  • The OVAL Common Model format contains definitions of constructs and enumerations used in several other OVAL schemes. It is used to reuse OVAL definitions in order to avoid duplications across multiple documents.
The OVAL Definitions document consists of a set of configuration requirements where each requirement is defined in the following five basic sections: definitions, tests, objects, states, and variables. The elements within the definitions section describe which of the tests shall be fulfilled to satisfy the given definition. The test elements link objects and states together. During the system evaluation, a test is considered passed when a resource of the assessed system that is denoted by the given object element corresponds with the given state element. The variables section defines external variables which may be used to adjust elements from the states section. Besides these sections, the OVAL Definitions document typically contains also the generator and signature sections. The generator section holds information about the document origin and various additional information related to its content.
Each element from the OVAL document basic sections is unambiguously identified by an identifier in the following form:

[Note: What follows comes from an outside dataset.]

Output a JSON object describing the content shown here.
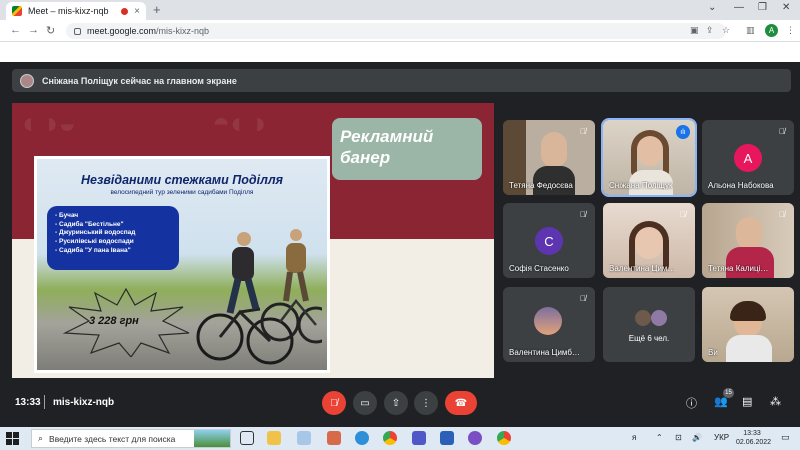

where namespace is a name space defining the identifier, type is either def for definitions elements, tst for tests elements, obj for objects element, ste for states elements, and var for variables elements, and ID is an integer value of the identifier.

Example 8.2. An Example of an OVAL Definitions Document

<?xml version="1.0" encoding="utf-8"?>
    <definition class="inventory" 
        <title>Red Hat Enterprise Linux 6</title>
        <affected family="unix">
          <platform>Red Hat Enterprise Linux 6</platform>
        <reference ref_id="cpe:/o:redhat:enterprise_linux:6" 
          The operating system installed on the system is Red Hat Enterprise Linux 6
        <criterion comment="Red Hat Enterprise Linux 6 is installed" 
    <lin-def:rpminfo_test check_existence="at_least_one_exists" 
        check="at least one" 
        comment="redhat-release is version 6">
      <lin-def:object object_ref=""/>
      <lin-def:state state_ref=""/>
    <lin-def:rpmverifyfile_object id="" 
      <!-- This object represents rpm package which owns /etc/redhat-release file -->
      <lin-def:behaviors nolinkto='true' 
          noghostfiles='true' />
      <lin-def:name operation="pattern match"/>
      <lin-def:epoch operation="pattern match"/>
      <lin-def:version operation="pattern match"/>
      <lin-def:release operation="pattern match"/>
      <lin-def:arch operation="pattern match"/>
    <lin-def:rpminfo_state id="" 
      <lin-def:name operation="pattern match">^redhat-release</lin-def:name>
      <lin-def:version operation="pattern match">^6[^\d]</lin-def:version>